▶ _Record extracts_
== Segment start ==
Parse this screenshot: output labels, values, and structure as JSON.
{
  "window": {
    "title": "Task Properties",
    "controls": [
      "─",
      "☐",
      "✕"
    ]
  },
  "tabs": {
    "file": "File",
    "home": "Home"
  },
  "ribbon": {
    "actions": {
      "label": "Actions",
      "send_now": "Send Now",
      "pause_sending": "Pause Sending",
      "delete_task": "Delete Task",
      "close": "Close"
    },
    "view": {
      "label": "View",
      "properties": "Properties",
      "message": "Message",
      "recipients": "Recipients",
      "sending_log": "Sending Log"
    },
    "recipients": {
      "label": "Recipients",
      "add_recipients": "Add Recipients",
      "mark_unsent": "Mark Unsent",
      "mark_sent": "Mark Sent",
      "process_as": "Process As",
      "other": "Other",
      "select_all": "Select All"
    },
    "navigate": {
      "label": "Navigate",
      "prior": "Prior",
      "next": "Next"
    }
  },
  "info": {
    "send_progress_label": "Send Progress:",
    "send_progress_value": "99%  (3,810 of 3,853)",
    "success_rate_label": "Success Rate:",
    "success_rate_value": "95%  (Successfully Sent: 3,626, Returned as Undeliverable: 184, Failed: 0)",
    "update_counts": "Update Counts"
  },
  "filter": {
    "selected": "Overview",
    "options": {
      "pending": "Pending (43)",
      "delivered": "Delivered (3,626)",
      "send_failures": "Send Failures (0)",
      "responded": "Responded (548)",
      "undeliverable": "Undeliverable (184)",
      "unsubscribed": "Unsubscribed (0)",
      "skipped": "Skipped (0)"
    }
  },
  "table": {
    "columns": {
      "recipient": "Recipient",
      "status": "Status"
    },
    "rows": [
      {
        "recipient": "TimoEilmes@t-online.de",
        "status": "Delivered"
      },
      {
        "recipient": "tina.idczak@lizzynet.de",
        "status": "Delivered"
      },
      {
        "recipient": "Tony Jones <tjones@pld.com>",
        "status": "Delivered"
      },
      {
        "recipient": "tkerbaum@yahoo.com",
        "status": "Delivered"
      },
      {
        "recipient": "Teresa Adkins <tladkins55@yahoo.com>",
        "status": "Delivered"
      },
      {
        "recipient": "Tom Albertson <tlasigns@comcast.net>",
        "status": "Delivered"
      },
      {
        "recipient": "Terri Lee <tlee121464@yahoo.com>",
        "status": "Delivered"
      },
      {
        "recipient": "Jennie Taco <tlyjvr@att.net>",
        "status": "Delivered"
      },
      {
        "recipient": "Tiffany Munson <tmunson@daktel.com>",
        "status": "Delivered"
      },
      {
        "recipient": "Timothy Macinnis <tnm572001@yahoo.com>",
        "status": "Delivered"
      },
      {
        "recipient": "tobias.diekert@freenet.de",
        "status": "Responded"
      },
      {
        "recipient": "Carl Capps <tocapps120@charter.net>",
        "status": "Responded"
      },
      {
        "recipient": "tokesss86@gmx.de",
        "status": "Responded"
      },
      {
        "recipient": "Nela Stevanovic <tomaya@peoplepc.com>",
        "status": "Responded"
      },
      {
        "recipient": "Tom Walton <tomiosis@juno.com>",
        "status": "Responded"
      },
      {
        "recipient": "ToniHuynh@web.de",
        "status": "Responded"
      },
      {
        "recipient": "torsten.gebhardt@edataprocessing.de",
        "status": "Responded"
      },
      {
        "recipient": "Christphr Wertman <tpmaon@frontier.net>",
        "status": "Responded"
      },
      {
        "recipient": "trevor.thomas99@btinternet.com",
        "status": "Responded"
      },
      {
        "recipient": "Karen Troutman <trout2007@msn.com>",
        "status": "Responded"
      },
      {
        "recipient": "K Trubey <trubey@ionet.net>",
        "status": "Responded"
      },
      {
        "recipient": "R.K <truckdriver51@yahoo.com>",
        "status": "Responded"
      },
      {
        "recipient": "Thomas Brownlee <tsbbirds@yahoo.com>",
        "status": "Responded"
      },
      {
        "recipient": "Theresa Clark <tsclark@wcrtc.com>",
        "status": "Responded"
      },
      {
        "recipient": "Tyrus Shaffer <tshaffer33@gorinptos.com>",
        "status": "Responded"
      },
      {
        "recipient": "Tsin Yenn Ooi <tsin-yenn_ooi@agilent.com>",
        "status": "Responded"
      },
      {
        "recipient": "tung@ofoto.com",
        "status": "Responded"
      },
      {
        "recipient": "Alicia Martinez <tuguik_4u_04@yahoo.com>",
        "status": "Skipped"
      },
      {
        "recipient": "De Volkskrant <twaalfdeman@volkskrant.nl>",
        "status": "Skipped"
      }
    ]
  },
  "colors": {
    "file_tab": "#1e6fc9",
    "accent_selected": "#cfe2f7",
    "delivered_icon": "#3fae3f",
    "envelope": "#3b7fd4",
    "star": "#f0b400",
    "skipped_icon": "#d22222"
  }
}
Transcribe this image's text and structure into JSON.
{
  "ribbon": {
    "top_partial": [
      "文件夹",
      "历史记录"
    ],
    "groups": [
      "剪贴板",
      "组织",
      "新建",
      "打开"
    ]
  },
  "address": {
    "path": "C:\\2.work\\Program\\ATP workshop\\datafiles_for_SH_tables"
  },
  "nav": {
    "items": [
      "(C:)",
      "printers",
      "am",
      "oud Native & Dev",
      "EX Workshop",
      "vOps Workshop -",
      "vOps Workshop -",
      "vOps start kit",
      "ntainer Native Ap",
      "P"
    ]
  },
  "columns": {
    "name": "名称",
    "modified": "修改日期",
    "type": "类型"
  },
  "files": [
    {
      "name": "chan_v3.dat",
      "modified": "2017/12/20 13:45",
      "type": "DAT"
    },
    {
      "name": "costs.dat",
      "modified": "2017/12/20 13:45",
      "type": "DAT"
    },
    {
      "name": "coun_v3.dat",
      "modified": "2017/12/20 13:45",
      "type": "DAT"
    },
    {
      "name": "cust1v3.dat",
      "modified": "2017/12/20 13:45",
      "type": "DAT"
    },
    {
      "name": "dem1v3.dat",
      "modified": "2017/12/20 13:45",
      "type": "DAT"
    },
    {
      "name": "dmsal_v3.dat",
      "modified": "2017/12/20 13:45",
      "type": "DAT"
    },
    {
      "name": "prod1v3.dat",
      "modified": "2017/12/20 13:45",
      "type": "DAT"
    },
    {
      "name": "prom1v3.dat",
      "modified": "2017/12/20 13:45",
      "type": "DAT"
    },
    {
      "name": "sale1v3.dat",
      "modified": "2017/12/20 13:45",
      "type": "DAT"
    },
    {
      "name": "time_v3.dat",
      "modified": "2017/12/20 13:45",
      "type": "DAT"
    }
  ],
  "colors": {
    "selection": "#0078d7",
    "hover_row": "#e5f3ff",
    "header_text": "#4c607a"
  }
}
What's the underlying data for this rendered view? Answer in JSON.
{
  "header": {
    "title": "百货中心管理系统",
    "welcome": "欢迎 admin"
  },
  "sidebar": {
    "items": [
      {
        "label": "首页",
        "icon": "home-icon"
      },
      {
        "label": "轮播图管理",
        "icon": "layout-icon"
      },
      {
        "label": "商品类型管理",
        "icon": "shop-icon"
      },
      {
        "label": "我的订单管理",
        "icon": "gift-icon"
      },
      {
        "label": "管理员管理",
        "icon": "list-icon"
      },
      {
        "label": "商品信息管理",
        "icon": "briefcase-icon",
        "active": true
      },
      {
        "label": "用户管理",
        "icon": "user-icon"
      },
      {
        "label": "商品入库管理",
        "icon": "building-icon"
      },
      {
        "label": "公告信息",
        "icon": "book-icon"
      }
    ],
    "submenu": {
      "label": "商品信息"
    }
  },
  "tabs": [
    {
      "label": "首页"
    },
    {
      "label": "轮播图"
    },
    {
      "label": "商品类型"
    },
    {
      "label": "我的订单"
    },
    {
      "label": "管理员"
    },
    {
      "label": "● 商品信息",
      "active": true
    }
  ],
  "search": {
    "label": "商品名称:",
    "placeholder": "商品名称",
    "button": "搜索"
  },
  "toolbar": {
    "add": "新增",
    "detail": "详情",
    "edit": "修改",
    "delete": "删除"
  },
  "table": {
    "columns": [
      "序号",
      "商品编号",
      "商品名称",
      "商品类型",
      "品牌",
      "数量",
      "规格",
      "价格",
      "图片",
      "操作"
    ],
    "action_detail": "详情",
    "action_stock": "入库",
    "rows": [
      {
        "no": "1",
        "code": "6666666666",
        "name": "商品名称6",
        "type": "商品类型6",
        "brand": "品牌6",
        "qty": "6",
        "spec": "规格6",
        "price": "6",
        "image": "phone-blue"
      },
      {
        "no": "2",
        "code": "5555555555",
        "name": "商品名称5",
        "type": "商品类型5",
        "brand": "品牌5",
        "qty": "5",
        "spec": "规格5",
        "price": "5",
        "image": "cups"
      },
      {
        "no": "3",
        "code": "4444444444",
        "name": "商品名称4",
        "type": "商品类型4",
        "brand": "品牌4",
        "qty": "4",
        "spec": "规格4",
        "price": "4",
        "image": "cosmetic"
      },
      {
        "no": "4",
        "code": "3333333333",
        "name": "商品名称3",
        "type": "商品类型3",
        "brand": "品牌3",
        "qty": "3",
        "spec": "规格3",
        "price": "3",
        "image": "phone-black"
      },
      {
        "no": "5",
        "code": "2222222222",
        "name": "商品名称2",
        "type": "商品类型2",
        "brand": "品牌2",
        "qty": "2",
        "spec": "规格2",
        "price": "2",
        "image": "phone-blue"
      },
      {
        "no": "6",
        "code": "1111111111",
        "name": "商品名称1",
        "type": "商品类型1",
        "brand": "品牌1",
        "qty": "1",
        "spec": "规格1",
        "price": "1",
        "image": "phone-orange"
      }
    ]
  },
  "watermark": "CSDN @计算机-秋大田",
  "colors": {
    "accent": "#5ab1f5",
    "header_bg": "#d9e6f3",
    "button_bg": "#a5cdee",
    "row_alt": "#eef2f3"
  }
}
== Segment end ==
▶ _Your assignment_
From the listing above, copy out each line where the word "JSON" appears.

▶ _Task answer_
Parse this screenshot: output labels, values, and structure as JSON.
Transcribe this image's text and structure into JSON.
What's the underlying data for this rendered view? Answer in JSON.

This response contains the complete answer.